The Herrick District Library in Holland has been a long-standing CRP partner. Sara DeVries, public relations manager, said the collaboration affords the library a great opportunity to host a national author.
“The book is interesting as it unfolds and Reyna questions where she belongs. ... Everyone has a different version of that story...” Maureen Wolverton, affiliate faculty of liberal studies
A student asks Grande a question during her presentation. She also signed books after the event.
Grande’s presentation in Holland drew about 100 people. Herrick’s other collaborative programming included partnering with Holland social justice organizations that assist undocumented immigrants and hosting a panel discussion in which community members shared stories of leaving their countries behind.
Many West Michigan residents, including a large Spanish-speaking contingent, attended Grande’s Grand Valley presentation. Past CRP authors also drew large crowds. Sir Ken Robinson, author of The Element, spoke in 2013 before a Fieldhouse audience that included many from the K-12 community. (Robinson’s visit was a partnership with the Meijer Lecture Series.) Rebecca Skloot filled Fountain Street Church in Grand Rapids when she visited in 2011 to discuss The Immortal Life of Henrietta Lacks.
For faculty members who incorporate the CRP selection into their courses, the author visit enriches conversations that began in the classroom. Maureen Wolverton, affiliate faculty of liberal studies, used the book in two of her courses. “The students loved the book and they were excited for her to come to campus so they could ask follow-up questions,” said Wolverton, who also serves on the CRP book selection committee.
She added that the book fit well in her Liberal Studies “Life Journeys” courses. “The book is interesting as it unfolds and Reyna questions where she belongs. Is she Mexican, is she American?” Wolverton said. “Everyone has a different version of that story and it creates good, rich class discussions.”
The Distance Between Us was also chosen as the “One Book/One Community” read for Monroe County in southeast Michigan. After her late March presentation at Grand Valley, Grande visited Monroe County Community College.
Grande said she tried writing this memoir while still a student at the University of California-Santa Cruz. “I was 21 and I found I hadn’t given myself enough time to have the distance from my experience to be able to tackle it in a book,” she said. “I was a beginning writer.”
During the early stages of writing Across a Hundred Mountains, Grande received a fellowship from PEN Center USA to join Emerging Voices, a mentorship program for new writers.

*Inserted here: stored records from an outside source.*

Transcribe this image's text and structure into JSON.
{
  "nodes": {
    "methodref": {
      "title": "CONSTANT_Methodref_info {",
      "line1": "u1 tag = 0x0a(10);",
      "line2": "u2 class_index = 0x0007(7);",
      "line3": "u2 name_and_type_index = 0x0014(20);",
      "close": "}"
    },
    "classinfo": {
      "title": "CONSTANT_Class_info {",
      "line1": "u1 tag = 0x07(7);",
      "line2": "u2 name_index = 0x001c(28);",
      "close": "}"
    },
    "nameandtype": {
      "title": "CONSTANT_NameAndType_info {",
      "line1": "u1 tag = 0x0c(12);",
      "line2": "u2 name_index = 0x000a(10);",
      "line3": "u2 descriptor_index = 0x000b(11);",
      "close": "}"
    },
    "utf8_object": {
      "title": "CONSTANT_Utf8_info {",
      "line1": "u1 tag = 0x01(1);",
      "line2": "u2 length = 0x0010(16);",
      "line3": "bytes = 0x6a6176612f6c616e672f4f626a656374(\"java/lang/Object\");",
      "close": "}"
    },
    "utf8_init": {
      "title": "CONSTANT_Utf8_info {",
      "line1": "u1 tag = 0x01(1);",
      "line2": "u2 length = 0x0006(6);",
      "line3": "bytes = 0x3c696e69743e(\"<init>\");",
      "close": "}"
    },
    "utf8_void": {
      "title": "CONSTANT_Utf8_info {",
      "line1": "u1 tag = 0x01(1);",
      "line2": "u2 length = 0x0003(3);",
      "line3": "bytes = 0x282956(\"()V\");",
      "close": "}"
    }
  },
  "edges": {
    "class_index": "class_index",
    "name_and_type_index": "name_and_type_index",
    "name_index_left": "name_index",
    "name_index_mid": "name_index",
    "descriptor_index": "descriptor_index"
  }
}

She has served as a judge with Emerging Voices to select new fellows. Grande teaches at UCLA and is active in nonprofit organizations that work with undocumented youth. She was politically active when California voters passed the DREAM (Development, Relief and Education for Alien Minors) Act, which allows undocumented students who meet certain criteria to apply for college financial aid.
She enjoys visiting campuses and said she brings an important message for students. “I want to inspire students to pursue their own dreams by showing them that while life puts a lot of obstacles in the way, you need to keep striving toward your dream,” Grande said.